  8. • shows why CAGR as a function of log y is used; shows that the predicted relationship fails for large samples but is better for more similar countries


Teaching and learning the Solow Model effectively and comprehensively is hard work. TechProgress.xls is the third (and final) step in a progression of models. Starting from the most primitive version of the model presented in KAcc.xls, a nonzero, constant rate of population growth was added in Population.xls.

The epigraph is from Robbins, L., The Robbins Report, Higher Education Report of the Committee appointed by the Prime Minister under the Chairmanship of Lord Robbins, Cmnd. 2154 (London: Her Majesty's Stationery Office, 1963), 205,
Barro, R., and Sala-i-Martin, X.. 1992. “Convergence.” Journal of Political Economy 100, no. 2: 223–51, Since this seminal paper is often cited by papers on convergence at various political and geographic levels, using it to find “items that cited this item” in JSTOR (or other databases) will produce papers on convergence with examples for the classroom, such as convergence in European states and Japanese prefectures.
Cowen, T., and Tabarrok., A. 2011. Modern Principles: Macroeconomics. 2nd ed. Worth.
Jones, C., and Romer., P. 2010. “The New Kaldor Facts: Ideas, Institutions, Population, and Human Capital.” American Economic Journal: Macroeconomics, 2, no. 1: 224–45,
Mankiw, N. 2013. Macroeconomics. 9th ed. Worth.

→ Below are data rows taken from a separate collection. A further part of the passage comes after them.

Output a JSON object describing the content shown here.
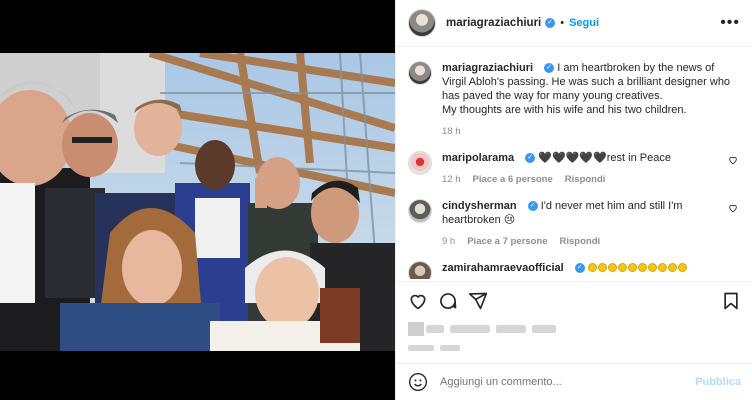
{
  "post": {
    "username": "mariagraziachiuri",
    "follow_label": "Segui",
    "more_label": "•••",
    "verified_mark": "✓",
    "dot": "•"
  },
  "caption": {
    "username": "mariagraziachiuri",
    "text": "I am heartbroken by the news of Virgil Abloh's passing. He was such a brilliant designer who has paved the way for many young creatives.",
    "text2": "My thoughts are with his wife and his two children.",
    "time": "18 h"
  },
  "comments": [
    {
      "username": "maripolarama",
      "text": "🖤🖤🖤🖤🖤rest in Peace",
      "time": "12 h",
      "likes": "Piace a 6 persone",
      "reply": "Rispondi"
    },
    {
      "username": "cindysherman",
      "text": "I'd never met him and still I'm heartbroken 😢",
      "time": "9 h",
      "likes": "Piace a 7 persone",
      "reply": "Rispondi"
    },
    {
      "username": "zamirahamraevaofficial",
      "text": ""
    }
  ],
  "composer": {
    "placeholder": "Aggiungi un commento...",
    "publish_label": "Pubblica"
  },
  "colors": {
    "accent": "#0095f6",
    "verified": "#3897f0",
    "publish_disabled": "#b3dbff"
  },
  "icons": [
    "heart-icon",
    "comment-icon",
    "share-icon",
    "bookmark-icon",
    "emoji-icon",
    "more-icon"
  ]
}
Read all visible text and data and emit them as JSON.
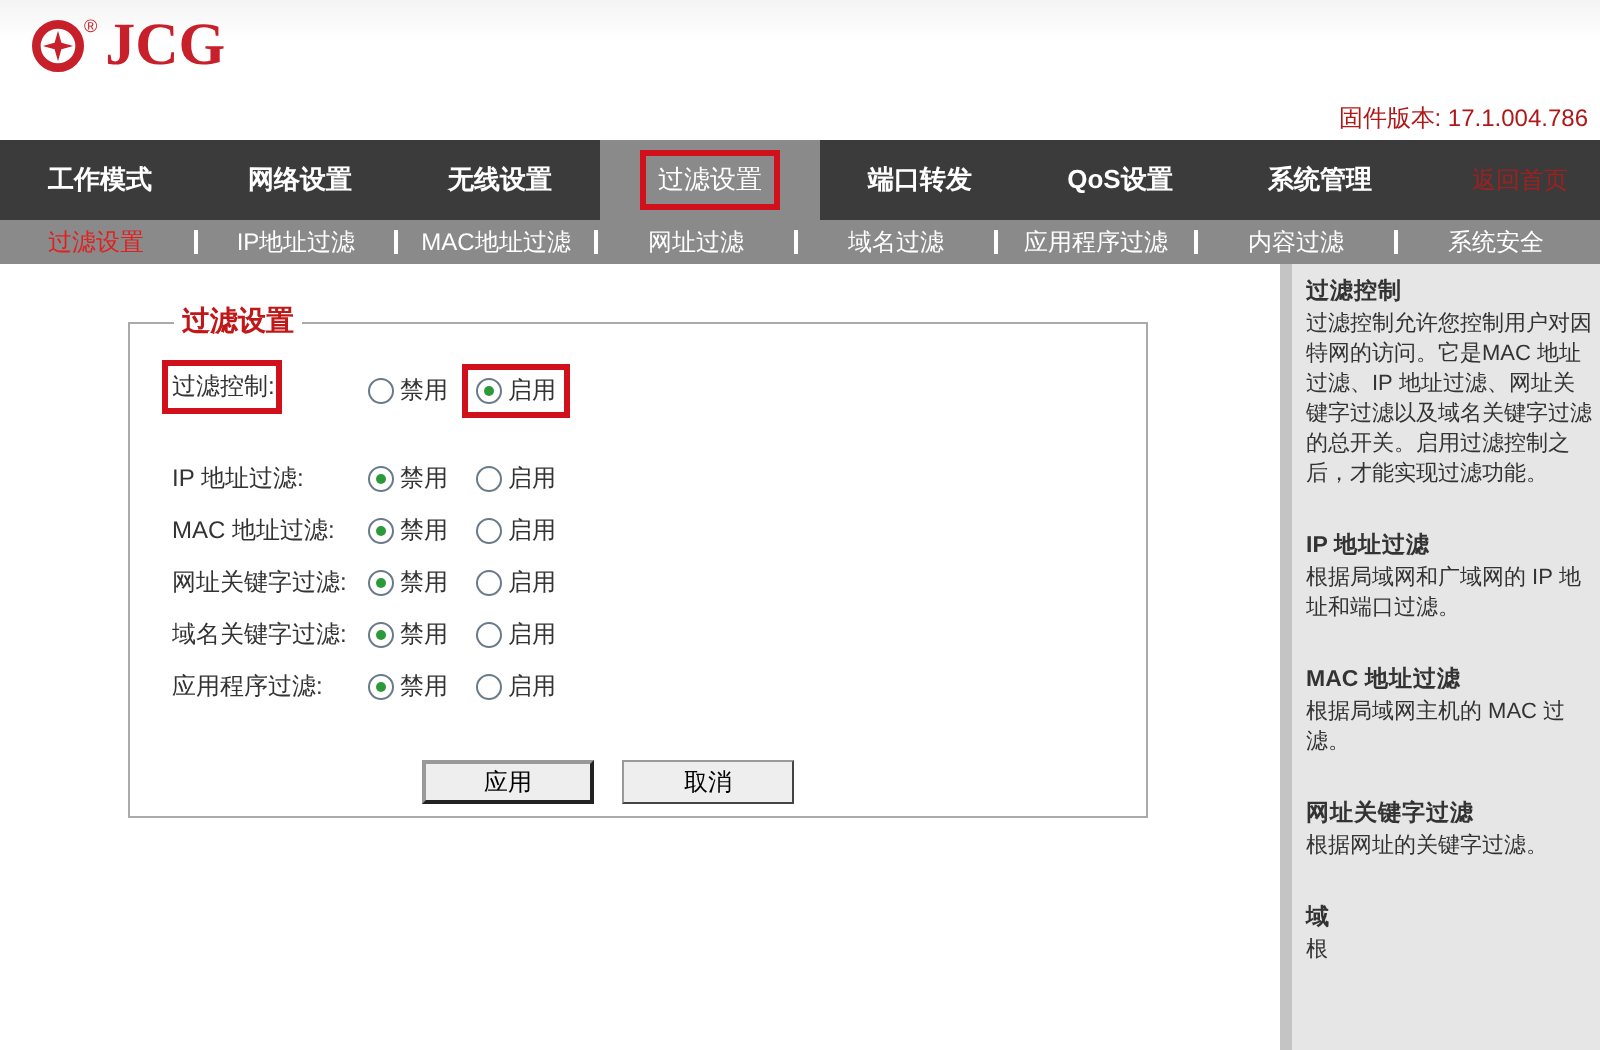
{
  "header": {
    "logo_text": "JCG",
    "logo_mark": "®",
    "firmware": "固件版本: 17.1.004.786"
  },
  "nav": {
    "items": [
      {
        "label": "工作模式",
        "selected": false,
        "highlighted": false
      },
      {
        "label": "网络设置",
        "selected": false,
        "highlighted": false
      },
      {
        "label": "无线设置",
        "selected": false,
        "highlighted": false
      },
      {
        "label": "过滤设置",
        "selected": true,
        "highlighted": true
      },
      {
        "label": "端口转发",
        "selected": false,
        "highlighted": false
      },
      {
        "label": "QoS设置",
        "selected": false,
        "highlighted": false
      },
      {
        "label": "系统管理",
        "selected": false,
        "highlighted": false
      }
    ],
    "home_link": "返回首页"
  },
  "subnav": [
    {
      "label": "过滤设置",
      "selected": true
    },
    {
      "label": "IP地址过滤",
      "selected": false
    },
    {
      "label": "MAC地址过滤",
      "selected": false
    },
    {
      "label": "网址过滤",
      "selected": false
    },
    {
      "label": "域名过滤",
      "selected": false
    },
    {
      "label": "应用程序过滤",
      "selected": false
    },
    {
      "label": "内容过滤",
      "selected": false
    },
    {
      "label": "系统安全",
      "selected": false
    }
  ],
  "panel": {
    "title": "过滤设置",
    "rows": [
      {
        "label": "过滤控制:",
        "highlighted": true,
        "options": [
          {
            "label": "禁用",
            "selected": false,
            "highlighted": false
          },
          {
            "label": "启用",
            "selected": true,
            "highlighted": true
          }
        ]
      },
      {
        "label": "IP 地址过滤:",
        "highlighted": false,
        "options": [
          {
            "label": "禁用",
            "selected": true,
            "highlighted": false
          },
          {
            "label": "启用",
            "selected": false,
            "highlighted": false
          }
        ]
      },
      {
        "label": "MAC 地址过滤:",
        "highlighted": false,
        "options": [
          {
            "label": "禁用",
            "selected": true,
            "highlighted": false
          },
          {
            "label": "启用",
            "selected": false,
            "highlighted": false
          }
        ]
      },
      {
        "label": "网址关键字过滤:",
        "highlighted": false,
        "options": [
          {
            "label": "禁用",
            "selected": true,
            "highlighted": false
          },
          {
            "label": "启用",
            "selected": false,
            "highlighted": false
          }
        ]
      },
      {
        "label": "域名关键字过滤:",
        "highlighted": false,
        "options": [
          {
            "label": "禁用",
            "selected": true,
            "highlighted": false
          },
          {
            "label": "启用",
            "selected": false,
            "highlighted": false
          }
        ]
      },
      {
        "label": "应用程序过滤:",
        "highlighted": false,
        "options": [
          {
            "label": "禁用",
            "selected": true,
            "highlighted": false
          },
          {
            "label": "启用",
            "selected": false,
            "highlighted": false
          }
        ]
      }
    ],
    "buttons": [
      "应用",
      "取消"
    ]
  },
  "help": [
    {
      "title": "过滤控制",
      "text": "过滤控制允许您控制用户对因特网的访问。它是MAC 地址过滤、IP 地址过滤、网址关键字过滤以及域名关键字过滤的总开关。启用过滤控制之后，才能实现过滤功能。"
    },
    {
      "title": "IP 地址过滤",
      "text": "根据局域网和广域网的 IP 地址和端口过滤。"
    },
    {
      "title": "MAC 地址过滤",
      "text": "根据局域网主机的 MAC 过滤。"
    },
    {
      "title": "网址关键字过滤",
      "text": "根据网址的关键字过滤。"
    },
    {
      "title": "域",
      "text": "根"
    }
  ]
}
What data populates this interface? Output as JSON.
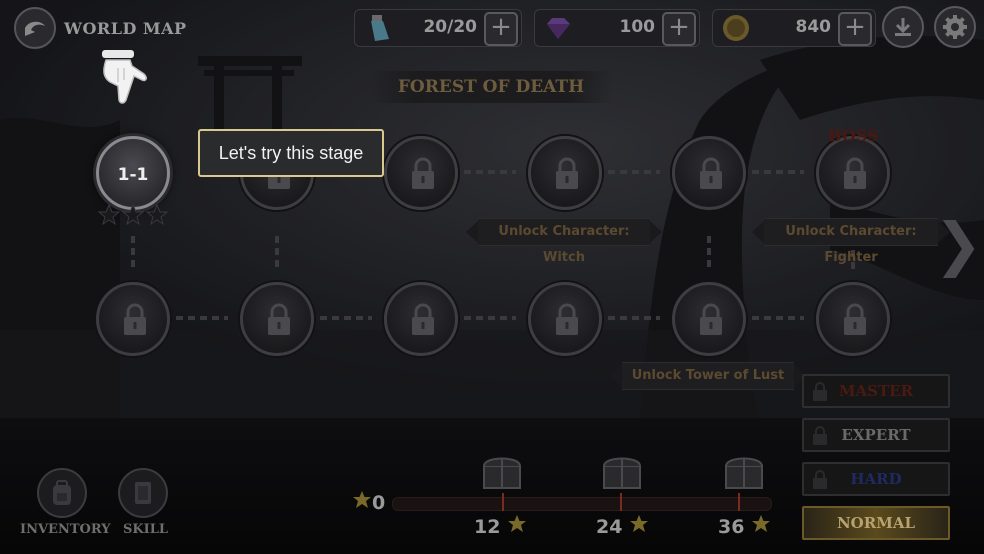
{
  "header": {
    "title": "WORLD MAP",
    "energy": "20/20",
    "gems": "100",
    "gold": "840"
  },
  "stage_group": {
    "title": "FOREST OF DEATH",
    "boss_label": "BOSS"
  },
  "stages": [
    {
      "label": "1-1",
      "locked": false,
      "stars": 0
    },
    {
      "label": "",
      "locked": true
    },
    {
      "label": "",
      "locked": true
    },
    {
      "label": "",
      "locked": true
    },
    {
      "label": "",
      "locked": true
    },
    {
      "label": "",
      "locked": true
    },
    {
      "label": "",
      "locked": true
    },
    {
      "label": "",
      "locked": true
    },
    {
      "label": "",
      "locked": true
    },
    {
      "label": "",
      "locked": true
    },
    {
      "label": "",
      "locked": true
    },
    {
      "label": "",
      "locked": true
    }
  ],
  "unlocks": {
    "witch": "Unlock Character: Witch",
    "fighter": "Unlock Character: Fighter",
    "tower": "Unlock Tower of Lust"
  },
  "tooltip": "Let's try this stage",
  "difficulty": {
    "options": [
      "MASTER",
      "EXPERT",
      "HARD",
      "NORMAL"
    ],
    "selected": "NORMAL",
    "colors": {
      "master": "#4a1a12",
      "expert": "#6a6a6a",
      "hard": "#1e2a60",
      "normal": "#b8a270"
    }
  },
  "bottom_nav": {
    "inventory": "INVENTORY",
    "skill": "SKILL"
  },
  "star_progress": {
    "current": "0",
    "milestones": [
      "12",
      "24",
      "36"
    ],
    "value": 0,
    "max": 36
  }
}
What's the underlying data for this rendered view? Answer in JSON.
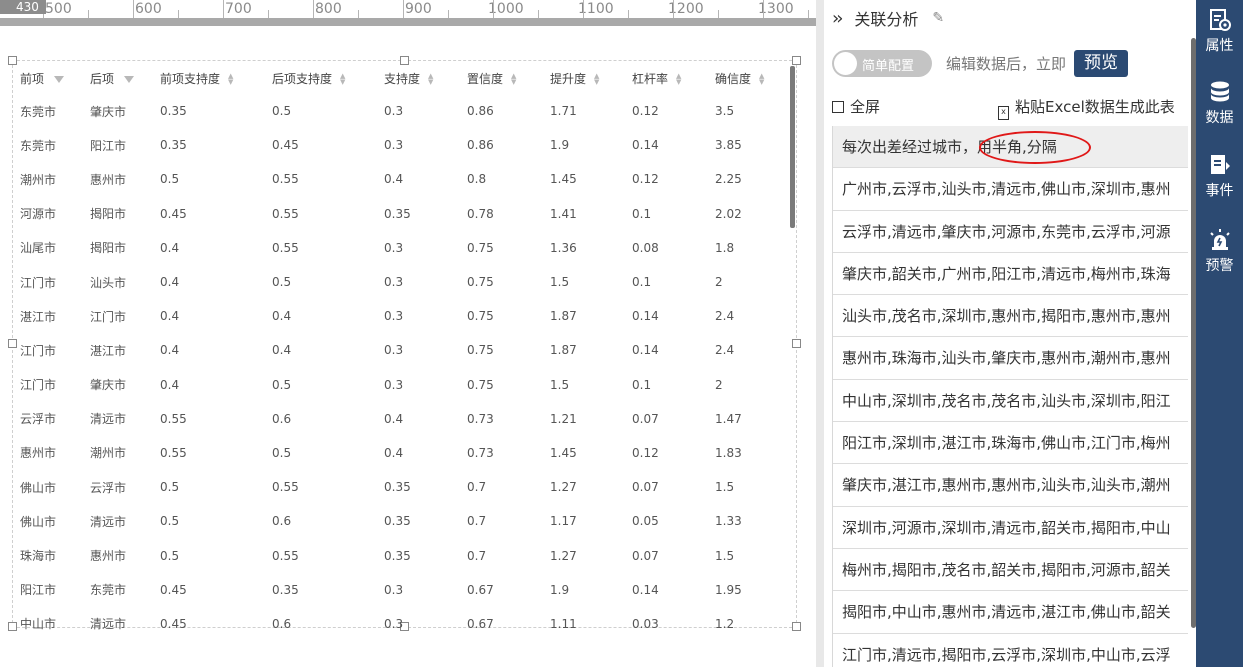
{
  "ruler": {
    "corner": "430",
    "ticks": [
      "500",
      "600",
      "700",
      "800",
      "900",
      "1000",
      "1100",
      "1200",
      "1300"
    ]
  },
  "table": {
    "columns": [
      "前项",
      "后项",
      "前项支持度",
      "后项支持度",
      "支持度",
      "置信度",
      "提升度",
      "杠杆率",
      "确信度"
    ],
    "rows": [
      [
        "东莞市",
        "肇庆市",
        "0.35",
        "0.5",
        "0.3",
        "0.86",
        "1.71",
        "0.12",
        "3.5"
      ],
      [
        "东莞市",
        "阳江市",
        "0.35",
        "0.45",
        "0.3",
        "0.86",
        "1.9",
        "0.14",
        "3.85"
      ],
      [
        "潮州市",
        "惠州市",
        "0.5",
        "0.55",
        "0.4",
        "0.8",
        "1.45",
        "0.12",
        "2.25"
      ],
      [
        "河源市",
        "揭阳市",
        "0.45",
        "0.55",
        "0.35",
        "0.78",
        "1.41",
        "0.1",
        "2.02"
      ],
      [
        "汕尾市",
        "揭阳市",
        "0.4",
        "0.55",
        "0.3",
        "0.75",
        "1.36",
        "0.08",
        "1.8"
      ],
      [
        "江门市",
        "汕头市",
        "0.4",
        "0.5",
        "0.3",
        "0.75",
        "1.5",
        "0.1",
        "2"
      ],
      [
        "湛江市",
        "江门市",
        "0.4",
        "0.4",
        "0.3",
        "0.75",
        "1.87",
        "0.14",
        "2.4"
      ],
      [
        "江门市",
        "湛江市",
        "0.4",
        "0.4",
        "0.3",
        "0.75",
        "1.87",
        "0.14",
        "2.4"
      ],
      [
        "江门市",
        "肇庆市",
        "0.4",
        "0.5",
        "0.3",
        "0.75",
        "1.5",
        "0.1",
        "2"
      ],
      [
        "云浮市",
        "清远市",
        "0.55",
        "0.6",
        "0.4",
        "0.73",
        "1.21",
        "0.07",
        "1.47"
      ],
      [
        "惠州市",
        "潮州市",
        "0.55",
        "0.5",
        "0.4",
        "0.73",
        "1.45",
        "0.12",
        "1.83"
      ],
      [
        "佛山市",
        "云浮市",
        "0.5",
        "0.55",
        "0.35",
        "0.7",
        "1.27",
        "0.07",
        "1.5"
      ],
      [
        "佛山市",
        "清远市",
        "0.5",
        "0.6",
        "0.35",
        "0.7",
        "1.17",
        "0.05",
        "1.33"
      ],
      [
        "珠海市",
        "惠州市",
        "0.5",
        "0.55",
        "0.35",
        "0.7",
        "1.27",
        "0.07",
        "1.5"
      ],
      [
        "阳江市",
        "东莞市",
        "0.45",
        "0.35",
        "0.3",
        "0.67",
        "1.9",
        "0.14",
        "1.95"
      ],
      [
        "中山市",
        "清远市",
        "0.45",
        "0.6",
        "0.3",
        "0.67",
        "1.11",
        "0.03",
        "1.2"
      ]
    ]
  },
  "panel": {
    "collapse_icon": "double-chevron-right-icon",
    "title": "关联分析",
    "toggle_label": "简单配置",
    "hint": "编辑数据后，立即",
    "preview_label": "预览",
    "fullscreen_label": "全屏",
    "paste_label": "粘贴Excel数据生成此表",
    "data_header": "每次出差经过城市，用半角,分隔",
    "data_rows": [
      "广州市,云浮市,汕头市,清远市,佛山市,深圳市,惠州",
      "云浮市,清远市,肇庆市,河源市,东莞市,云浮市,河源",
      "肇庆市,韶关市,广州市,阳江市,清远市,梅州市,珠海",
      "汕头市,茂名市,深圳市,惠州市,揭阳市,惠州市,惠州",
      "惠州市,珠海市,汕头市,肇庆市,惠州市,潮州市,惠州",
      "中山市,深圳市,茂名市,茂名市,汕头市,深圳市,阳江",
      "阳江市,深圳市,湛江市,珠海市,佛山市,江门市,梅州",
      "肇庆市,湛江市,惠州市,惠州市,汕头市,汕头市,潮州",
      "深圳市,河源市,深圳市,清远市,韶关市,揭阳市,中山",
      "梅州市,揭阳市,茂名市,韶关市,揭阳市,河源市,韶关",
      "揭阳市,中山市,惠州市,清远市,湛江市,佛山市,韶关",
      "江门市,清远市,揭阳市,云浮市,深圳市,中山市,云浮"
    ]
  },
  "tabs": [
    {
      "label": "属性",
      "icon": "properties-icon"
    },
    {
      "label": "数据",
      "icon": "database-icon"
    },
    {
      "label": "事件",
      "icon": "event-icon"
    },
    {
      "label": "预警",
      "icon": "alarm-icon"
    }
  ],
  "colors": {
    "tabbar": "#2c4a72",
    "preview_button": "#2b4a73",
    "annotation_circle": "#e01818"
  }
}
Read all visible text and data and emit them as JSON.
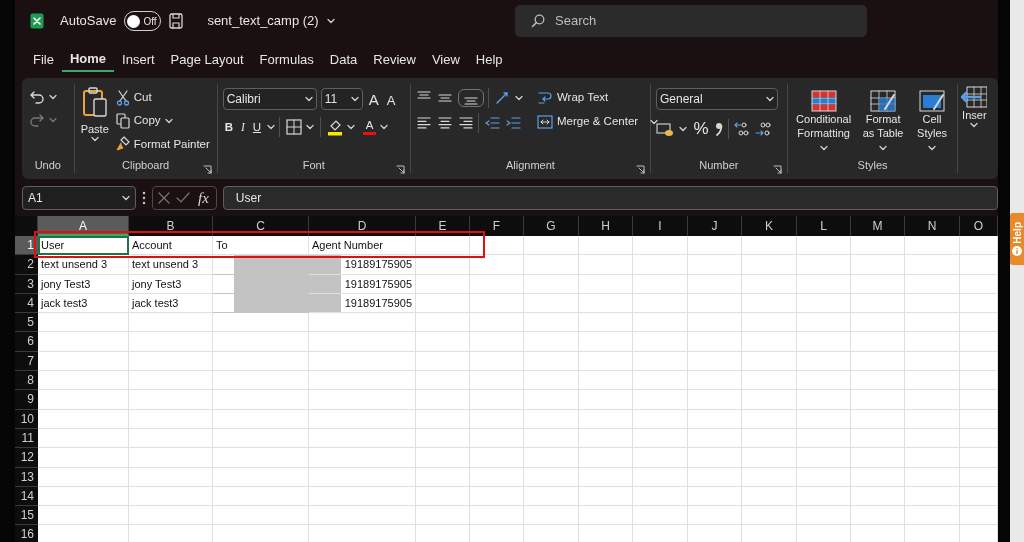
{
  "title_bar": {
    "autosave": {
      "label": "AutoSave",
      "on": false,
      "state_text": "Off"
    },
    "file_name": "sent_text_camp (2)",
    "search": {
      "placeholder": "Search"
    }
  },
  "tabs": [
    {
      "label": "File",
      "selected": false
    },
    {
      "label": "Home",
      "selected": true
    },
    {
      "label": "Insert",
      "selected": false
    },
    {
      "label": "Page Layout",
      "selected": false
    },
    {
      "label": "Formulas",
      "selected": false
    },
    {
      "label": "Data",
      "selected": false
    },
    {
      "label": "Review",
      "selected": false
    },
    {
      "label": "View",
      "selected": false
    },
    {
      "label": "Help",
      "selected": false
    }
  ],
  "ribbon": {
    "undo": {
      "label": "Undo",
      "redo_disabled": true
    },
    "clipboard": {
      "label": "Clipboard",
      "paste": "Paste",
      "cut": "Cut",
      "copy": "Copy",
      "format_painter": "Format Painter"
    },
    "font": {
      "label": "Font",
      "font_name": "Calibri",
      "font_size": "11",
      "grow": "A",
      "shrink": "A",
      "bold": "B",
      "italic": "I",
      "underline": "U",
      "font_color": "A"
    },
    "alignment": {
      "label": "Alignment",
      "wrap_text": "Wrap Text",
      "merge_center": "Merge & Center"
    },
    "number": {
      "label": "Number",
      "format": "General",
      "percent": "%"
    },
    "styles": {
      "label": "Styles",
      "conditional_formatting": "Conditional Formatting",
      "format_as_table": "Format as Table",
      "cell_styles": "Cell Styles"
    },
    "cells": {
      "insert": "Inser"
    }
  },
  "formula_bar": {
    "name_box": "A1",
    "function_label": "fx",
    "value": "User"
  },
  "sheet": {
    "columns": [
      {
        "label": "A",
        "selected": true
      },
      {
        "label": "B",
        "selected": false
      },
      {
        "label": "C",
        "selected": false
      },
      {
        "label": "D",
        "selected": false
      },
      {
        "label": "E",
        "selected": false
      },
      {
        "label": "F",
        "selected": false
      },
      {
        "label": "G",
        "selected": false
      },
      {
        "label": "H",
        "selected": false
      },
      {
        "label": "I",
        "selected": false
      },
      {
        "label": "J",
        "selected": false
      },
      {
        "label": "K",
        "selected": false
      },
      {
        "label": "L",
        "selected": false
      },
      {
        "label": "M",
        "selected": false
      },
      {
        "label": "N",
        "selected": false
      },
      {
        "label": "O",
        "selected": false
      }
    ],
    "rows": [
      {
        "number": "1",
        "selected": true,
        "cells": [
          {
            "text": "User",
            "kind": "text"
          },
          {
            "text": "Account",
            "kind": "text"
          },
          {
            "text": "To",
            "kind": "text"
          },
          {
            "text": "Agent Number",
            "kind": "text"
          }
        ]
      },
      {
        "number": "2",
        "selected": false,
        "cells": [
          {
            "text": "text unsend 3",
            "kind": "text"
          },
          {
            "text": "text unsend 3",
            "kind": "text"
          },
          {
            "kind": "redacted"
          },
          {
            "text": "19189175905",
            "kind": "number"
          }
        ]
      },
      {
        "number": "3",
        "selected": false,
        "cells": [
          {
            "text": "jony Test3",
            "kind": "text"
          },
          {
            "text": "jony Test3",
            "kind": "text"
          },
          {
            "kind": "redacted"
          },
          {
            "text": "19189175905",
            "kind": "number"
          }
        ]
      },
      {
        "number": "4",
        "selected": false,
        "cells": [
          {
            "text": "jack test3",
            "kind": "text"
          },
          {
            "text": "jack test3",
            "kind": "text"
          },
          {
            "kind": "redacted"
          },
          {
            "text": "19189175905",
            "kind": "number"
          }
        ]
      },
      {
        "number": "5",
        "selected": false
      },
      {
        "number": "6",
        "selected": false
      },
      {
        "number": "7",
        "selected": false
      },
      {
        "number": "8",
        "selected": false
      },
      {
        "number": "9",
        "selected": false
      },
      {
        "number": "10",
        "selected": false
      },
      {
        "number": "11",
        "selected": false
      },
      {
        "number": "12",
        "selected": false
      },
      {
        "number": "13",
        "selected": false
      },
      {
        "number": "14",
        "selected": false
      },
      {
        "number": "15",
        "selected": false
      },
      {
        "number": "16",
        "selected": false
      }
    ]
  },
  "help_tab": {
    "label": "Help"
  }
}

Novales, A., Fernández, E., and Ruíz., J. 2009. Economic Growth: Theory and Numerical Solution Methods. Springer.